Vet Tails Excerpt – Truda’s Dogged Determination Pays off

As a vet I sometimes face some very difficult situations helping my patients. Some animals are seriously injured or diseased and face a high likelihood of a dire outcome but thankfully there are some incredible therapies like Hyperbaric Oxygen Therapy, NIS, herbal medicines, neutraceuticals, homeopathic remedies and intra-venous vitamin C that can be lifesaving. Here are a few memorable animals that benefitted from this array of tools.


Truda was a determined old girl and at twelve years old, this labrador with a mind of her own came to see us for the first time. Her loving owners were concerned about her multiple problems: arthritis which was being treated with anti-inflammatories and an injectable form of glucosamine, recurrent skin infections that needed regular courses of anti-biotics, obesity as well, but most concerning to her owners was a large tumour on the side of her chest about three quarters of the size of a rugby ball and it had been growing quickly!


The tumour was a cancerous growth called a spindle cell tumour which means that it was locally invasive and to remove it completely by surgery would be a huge operation.

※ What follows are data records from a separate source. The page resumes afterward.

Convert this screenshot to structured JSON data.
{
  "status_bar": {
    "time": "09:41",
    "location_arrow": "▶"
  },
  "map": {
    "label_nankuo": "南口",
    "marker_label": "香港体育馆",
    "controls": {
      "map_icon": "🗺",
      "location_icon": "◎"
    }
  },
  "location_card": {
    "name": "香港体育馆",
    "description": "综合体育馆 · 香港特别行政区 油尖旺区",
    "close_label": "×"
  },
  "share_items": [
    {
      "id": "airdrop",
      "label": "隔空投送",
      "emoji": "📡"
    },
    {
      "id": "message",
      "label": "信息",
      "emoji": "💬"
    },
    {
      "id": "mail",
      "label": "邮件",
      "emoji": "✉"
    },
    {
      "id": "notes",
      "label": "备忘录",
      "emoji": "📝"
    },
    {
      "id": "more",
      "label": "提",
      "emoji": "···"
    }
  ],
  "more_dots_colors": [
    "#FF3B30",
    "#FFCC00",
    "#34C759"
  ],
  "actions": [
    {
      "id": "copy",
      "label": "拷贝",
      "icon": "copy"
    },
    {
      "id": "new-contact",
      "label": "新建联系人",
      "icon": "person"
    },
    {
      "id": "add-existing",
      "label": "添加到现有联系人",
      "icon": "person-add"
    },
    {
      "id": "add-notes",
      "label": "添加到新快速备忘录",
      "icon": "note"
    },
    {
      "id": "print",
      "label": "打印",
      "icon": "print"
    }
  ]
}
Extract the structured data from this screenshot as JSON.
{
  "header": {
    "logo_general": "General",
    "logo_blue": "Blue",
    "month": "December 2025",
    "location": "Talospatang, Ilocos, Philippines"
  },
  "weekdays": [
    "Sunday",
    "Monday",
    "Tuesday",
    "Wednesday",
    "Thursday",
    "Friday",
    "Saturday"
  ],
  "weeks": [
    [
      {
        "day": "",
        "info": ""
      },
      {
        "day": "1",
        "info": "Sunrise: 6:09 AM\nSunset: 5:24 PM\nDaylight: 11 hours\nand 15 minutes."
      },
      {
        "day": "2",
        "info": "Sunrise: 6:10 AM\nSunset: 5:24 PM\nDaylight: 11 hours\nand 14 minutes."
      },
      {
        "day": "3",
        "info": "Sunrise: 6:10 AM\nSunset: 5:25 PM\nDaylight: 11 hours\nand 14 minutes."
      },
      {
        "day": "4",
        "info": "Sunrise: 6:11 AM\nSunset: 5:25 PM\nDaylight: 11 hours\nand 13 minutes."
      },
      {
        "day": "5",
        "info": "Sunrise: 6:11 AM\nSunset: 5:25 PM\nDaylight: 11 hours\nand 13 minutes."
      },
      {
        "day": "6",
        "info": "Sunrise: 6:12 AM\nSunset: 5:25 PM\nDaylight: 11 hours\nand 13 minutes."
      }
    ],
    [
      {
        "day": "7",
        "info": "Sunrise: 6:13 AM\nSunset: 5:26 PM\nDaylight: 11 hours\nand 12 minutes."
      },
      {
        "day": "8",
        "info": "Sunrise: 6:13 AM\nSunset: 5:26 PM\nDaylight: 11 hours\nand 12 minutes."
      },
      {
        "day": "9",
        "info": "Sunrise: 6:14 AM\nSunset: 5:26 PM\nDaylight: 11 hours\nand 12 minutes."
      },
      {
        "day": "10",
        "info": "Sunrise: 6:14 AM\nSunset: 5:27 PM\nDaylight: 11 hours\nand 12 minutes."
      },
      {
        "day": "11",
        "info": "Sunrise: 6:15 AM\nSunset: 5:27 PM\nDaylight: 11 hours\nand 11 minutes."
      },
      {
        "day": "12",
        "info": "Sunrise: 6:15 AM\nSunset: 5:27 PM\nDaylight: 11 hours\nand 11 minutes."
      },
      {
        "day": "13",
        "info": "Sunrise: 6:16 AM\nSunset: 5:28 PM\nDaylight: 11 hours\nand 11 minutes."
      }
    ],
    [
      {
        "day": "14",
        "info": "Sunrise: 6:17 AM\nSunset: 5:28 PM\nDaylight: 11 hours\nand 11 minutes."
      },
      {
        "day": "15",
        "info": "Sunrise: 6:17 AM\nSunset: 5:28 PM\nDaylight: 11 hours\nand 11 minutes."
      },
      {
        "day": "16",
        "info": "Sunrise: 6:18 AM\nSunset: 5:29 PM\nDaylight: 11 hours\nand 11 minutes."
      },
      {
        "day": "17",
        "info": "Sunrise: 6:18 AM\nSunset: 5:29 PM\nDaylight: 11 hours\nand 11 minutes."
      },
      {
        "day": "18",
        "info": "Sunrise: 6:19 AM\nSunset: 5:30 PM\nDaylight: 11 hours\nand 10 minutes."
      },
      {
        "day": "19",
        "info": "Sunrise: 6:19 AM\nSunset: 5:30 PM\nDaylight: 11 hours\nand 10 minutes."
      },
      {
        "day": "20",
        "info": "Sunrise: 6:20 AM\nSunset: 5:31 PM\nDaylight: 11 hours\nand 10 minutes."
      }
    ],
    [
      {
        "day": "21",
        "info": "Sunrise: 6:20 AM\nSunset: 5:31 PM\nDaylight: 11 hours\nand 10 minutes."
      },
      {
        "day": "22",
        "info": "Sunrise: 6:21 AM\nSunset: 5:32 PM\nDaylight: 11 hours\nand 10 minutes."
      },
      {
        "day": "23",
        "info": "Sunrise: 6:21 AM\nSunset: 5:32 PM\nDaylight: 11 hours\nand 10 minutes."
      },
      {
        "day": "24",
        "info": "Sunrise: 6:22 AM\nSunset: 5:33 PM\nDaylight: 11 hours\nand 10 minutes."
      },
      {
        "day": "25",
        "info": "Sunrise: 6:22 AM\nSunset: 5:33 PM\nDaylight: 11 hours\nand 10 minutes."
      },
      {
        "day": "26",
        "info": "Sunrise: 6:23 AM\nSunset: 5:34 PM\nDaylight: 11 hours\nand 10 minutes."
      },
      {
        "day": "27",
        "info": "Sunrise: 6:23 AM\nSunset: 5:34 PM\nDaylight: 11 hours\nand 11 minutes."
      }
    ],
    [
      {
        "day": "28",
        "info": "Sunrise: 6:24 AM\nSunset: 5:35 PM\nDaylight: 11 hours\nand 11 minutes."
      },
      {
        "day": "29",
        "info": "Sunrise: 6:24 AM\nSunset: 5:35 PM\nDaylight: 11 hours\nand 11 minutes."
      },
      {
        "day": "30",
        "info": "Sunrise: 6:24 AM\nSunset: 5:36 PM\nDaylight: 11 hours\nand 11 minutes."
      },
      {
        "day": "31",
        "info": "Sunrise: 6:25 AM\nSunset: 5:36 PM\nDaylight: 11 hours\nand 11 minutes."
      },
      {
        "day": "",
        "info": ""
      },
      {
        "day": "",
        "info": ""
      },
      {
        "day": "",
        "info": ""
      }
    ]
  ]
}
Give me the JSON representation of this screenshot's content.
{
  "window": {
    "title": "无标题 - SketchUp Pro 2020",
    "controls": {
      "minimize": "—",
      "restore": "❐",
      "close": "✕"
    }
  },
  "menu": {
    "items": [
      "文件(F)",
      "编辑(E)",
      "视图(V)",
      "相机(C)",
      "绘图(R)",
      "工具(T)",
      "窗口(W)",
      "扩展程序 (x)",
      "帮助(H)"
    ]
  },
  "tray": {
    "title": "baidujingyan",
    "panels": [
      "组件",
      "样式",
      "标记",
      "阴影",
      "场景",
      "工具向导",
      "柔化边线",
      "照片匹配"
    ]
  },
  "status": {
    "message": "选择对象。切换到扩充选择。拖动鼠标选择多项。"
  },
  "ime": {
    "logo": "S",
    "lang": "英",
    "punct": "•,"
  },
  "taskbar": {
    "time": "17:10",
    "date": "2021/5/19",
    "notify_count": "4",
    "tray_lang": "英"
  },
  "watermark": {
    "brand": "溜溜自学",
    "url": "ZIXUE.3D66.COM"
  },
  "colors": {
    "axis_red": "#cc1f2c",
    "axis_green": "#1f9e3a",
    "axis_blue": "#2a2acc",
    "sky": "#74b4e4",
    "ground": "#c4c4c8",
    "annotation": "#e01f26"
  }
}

At her age, with all of her health issues Truda’s Mum and Dad weren’t too keen on putting her through surgery. They wanted our help to treat Truda with complementary therapies so that surgery wouldn’t be necessary.


When I examined Truda I found that she was overweight, her skin had a low grade infection, she had obvious pain and inco-ordination of her back legs and spine due to her arthritis and muscle weakness and her eyes looked tired. Each time she lay down or got up it was a huge effort and her large tumour hung from her side adding to her discomfort. Although the tumour was a big issue, at that stage it was the least of her worries given that she was so sore and run down.


Cancer in our pets, as with us humans, is a fairly common occurrence nowadays. There are many factors which contribute to this increasing trend including poor nutrition, genetics, pollution in our environment and infections, to name but a few.


Cancer develops when a cell begins to grow and divide out of control and isn’t stopped and contained by the immune system. From a holistic point of view we recognize the multifactorial nature of cancer. The development of this serious condition reflects that the body has been damaged and the immune system has failed to recognize and stop the cancer process from progressing.


We devised a treatment plan for Truda making use of herbal medicine, neutraceuticals, NIS (neurological integration system), acupuncture and bicarbonate therapy. We also changed her diet to be more balanced and which included more natural food and some raw meat which she loved! Our aim was to support her health and vitality, help strengthen her muscles and joints, boost her immune system and ideally help it to recognise the tumour and destroy it.


Each time Truda visited she showed amazing determination and progress. She would reluctantly come into the clinic, preferring to rather be out having a walk at the park, get her treatments and in true labrador style, appreciate being given doggy treats. She displayed an improvement in her general health, she was brighter, moving around more easily and her skin and coat were much healthier. Unfortunately there had been no change in the tumour size and we were coming to a point where there was no other option except surgery but could she manage such a big operation?


We ran a panel of blood tests to check that her liver and kidneys were ok. Her results were impressive for an old girl. There were no abnormalities, which gave us peace of mind that she would be likely to cope with the anaesthetic. To help her through the procedure, we began the day of her surgery with a session in our hyperbaric oxygen chamber to pre-oxygenate her body. Her operation went well and we removed as much of the tumour as we could.


That afternoon we had her snoozing soundly on some powerful drugs. Not much roused her until we offered her some food. Her nose twitched acknowledging the food and as it registered in her brain that food was present she immediately sat up and wolfed it all down! A couple of hours later we took her out for toileting and with amazing strength she dragged me at the other end of her drip line and lead to the car park looking for her Mum and Dad and her way home! She went on to make a full recovery.


A year after her surgery, she was a happy dog, although she was slow and her walks in the park were more about “smelling the roses” and greeting passers-by in her very social manner. She had good quality of life and continued to age gracefully until she was fifteen and a half years old when her devoted Mum and Dad had to make the decision to put her to sleep. We’re sure she’s in doggy heaven smelling the roses and eating as many treats as she wants without putting on weight!




To read more about my adventures, read Vet Tails available as a book or e-book from